## Requirement
For each line of the data below, copy it if it holds the word "Shift".

======== Records for this exercise ========

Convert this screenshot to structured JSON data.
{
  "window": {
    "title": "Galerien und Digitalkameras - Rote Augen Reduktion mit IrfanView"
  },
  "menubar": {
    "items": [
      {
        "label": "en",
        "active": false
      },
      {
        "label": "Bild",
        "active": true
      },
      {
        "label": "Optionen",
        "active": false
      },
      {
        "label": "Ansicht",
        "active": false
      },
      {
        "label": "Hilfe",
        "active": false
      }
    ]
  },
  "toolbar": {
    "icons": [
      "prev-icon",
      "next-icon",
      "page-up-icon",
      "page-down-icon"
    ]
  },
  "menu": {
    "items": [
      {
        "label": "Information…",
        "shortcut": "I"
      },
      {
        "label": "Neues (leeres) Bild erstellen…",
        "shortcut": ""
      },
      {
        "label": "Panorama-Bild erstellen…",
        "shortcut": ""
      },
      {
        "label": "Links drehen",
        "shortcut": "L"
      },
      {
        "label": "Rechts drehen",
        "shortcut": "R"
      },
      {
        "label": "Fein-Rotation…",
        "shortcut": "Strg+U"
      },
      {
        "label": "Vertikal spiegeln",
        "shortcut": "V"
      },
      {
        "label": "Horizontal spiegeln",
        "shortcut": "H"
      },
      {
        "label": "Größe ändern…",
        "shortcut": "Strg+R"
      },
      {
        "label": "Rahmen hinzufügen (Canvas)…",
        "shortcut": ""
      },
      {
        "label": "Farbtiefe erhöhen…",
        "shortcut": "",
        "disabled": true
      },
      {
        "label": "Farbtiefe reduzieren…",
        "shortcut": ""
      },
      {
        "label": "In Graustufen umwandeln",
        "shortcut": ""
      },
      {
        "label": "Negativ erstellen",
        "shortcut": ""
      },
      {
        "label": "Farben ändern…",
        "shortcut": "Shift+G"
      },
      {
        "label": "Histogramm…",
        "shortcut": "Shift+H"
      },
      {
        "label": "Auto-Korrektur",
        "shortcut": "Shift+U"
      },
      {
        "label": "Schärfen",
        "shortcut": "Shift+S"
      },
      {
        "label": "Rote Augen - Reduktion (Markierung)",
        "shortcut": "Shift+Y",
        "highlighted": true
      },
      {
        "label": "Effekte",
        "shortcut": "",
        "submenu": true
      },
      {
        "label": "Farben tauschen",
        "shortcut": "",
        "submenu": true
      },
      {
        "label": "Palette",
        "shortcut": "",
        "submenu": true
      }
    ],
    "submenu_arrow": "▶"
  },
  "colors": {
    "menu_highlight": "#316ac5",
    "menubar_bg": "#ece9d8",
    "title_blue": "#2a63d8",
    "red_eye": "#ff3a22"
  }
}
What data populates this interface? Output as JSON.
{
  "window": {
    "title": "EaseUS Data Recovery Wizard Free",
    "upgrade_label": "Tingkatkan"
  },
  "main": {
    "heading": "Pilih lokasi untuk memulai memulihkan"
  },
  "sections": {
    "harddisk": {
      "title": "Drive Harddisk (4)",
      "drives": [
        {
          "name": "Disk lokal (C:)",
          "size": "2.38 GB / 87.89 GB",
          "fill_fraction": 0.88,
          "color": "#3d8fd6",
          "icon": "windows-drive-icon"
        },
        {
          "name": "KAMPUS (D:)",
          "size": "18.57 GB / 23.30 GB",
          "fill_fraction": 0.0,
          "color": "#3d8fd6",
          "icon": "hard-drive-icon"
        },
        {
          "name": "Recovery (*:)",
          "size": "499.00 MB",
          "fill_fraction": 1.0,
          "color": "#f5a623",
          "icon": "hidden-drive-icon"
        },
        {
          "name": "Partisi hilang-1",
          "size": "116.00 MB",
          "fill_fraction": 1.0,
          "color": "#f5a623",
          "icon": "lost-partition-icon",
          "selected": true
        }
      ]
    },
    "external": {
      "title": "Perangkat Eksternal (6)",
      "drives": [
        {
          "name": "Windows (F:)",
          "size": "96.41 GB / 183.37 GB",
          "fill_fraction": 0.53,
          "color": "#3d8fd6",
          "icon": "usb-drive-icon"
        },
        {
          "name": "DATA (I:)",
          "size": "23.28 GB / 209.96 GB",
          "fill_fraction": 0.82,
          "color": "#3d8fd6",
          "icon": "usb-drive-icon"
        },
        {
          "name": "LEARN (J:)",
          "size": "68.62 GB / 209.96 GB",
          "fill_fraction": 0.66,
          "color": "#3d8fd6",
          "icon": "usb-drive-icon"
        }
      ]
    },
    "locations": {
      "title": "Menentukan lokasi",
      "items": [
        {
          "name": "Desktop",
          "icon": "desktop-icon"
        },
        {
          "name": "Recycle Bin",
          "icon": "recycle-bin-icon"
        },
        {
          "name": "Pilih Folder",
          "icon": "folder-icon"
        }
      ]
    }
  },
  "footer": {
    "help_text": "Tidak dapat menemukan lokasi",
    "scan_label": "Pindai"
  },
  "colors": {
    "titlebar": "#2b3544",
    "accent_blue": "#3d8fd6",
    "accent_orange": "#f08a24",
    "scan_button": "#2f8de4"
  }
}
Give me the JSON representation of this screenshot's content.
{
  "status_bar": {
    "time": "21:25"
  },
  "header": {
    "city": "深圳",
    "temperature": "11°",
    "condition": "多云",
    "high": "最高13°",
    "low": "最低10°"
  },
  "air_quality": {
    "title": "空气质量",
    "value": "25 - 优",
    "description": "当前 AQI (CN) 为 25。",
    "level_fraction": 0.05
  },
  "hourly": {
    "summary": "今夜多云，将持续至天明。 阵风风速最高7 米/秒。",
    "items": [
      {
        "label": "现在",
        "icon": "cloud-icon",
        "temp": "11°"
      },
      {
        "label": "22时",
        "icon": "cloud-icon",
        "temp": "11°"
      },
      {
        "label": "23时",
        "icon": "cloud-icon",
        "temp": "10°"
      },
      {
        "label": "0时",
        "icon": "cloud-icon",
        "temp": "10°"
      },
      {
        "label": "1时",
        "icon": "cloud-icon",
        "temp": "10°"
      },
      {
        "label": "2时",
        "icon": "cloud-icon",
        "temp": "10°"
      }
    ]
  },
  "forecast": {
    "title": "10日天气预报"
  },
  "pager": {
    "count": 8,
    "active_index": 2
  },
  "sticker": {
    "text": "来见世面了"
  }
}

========

## Answer for the task
        "shortcut": "Shift+G"
        "shortcut": "Shift+H"
        "shortcut": "Shift+U"
        "shortcut": "Shift+S"
        "shortcut": "Shift+Y",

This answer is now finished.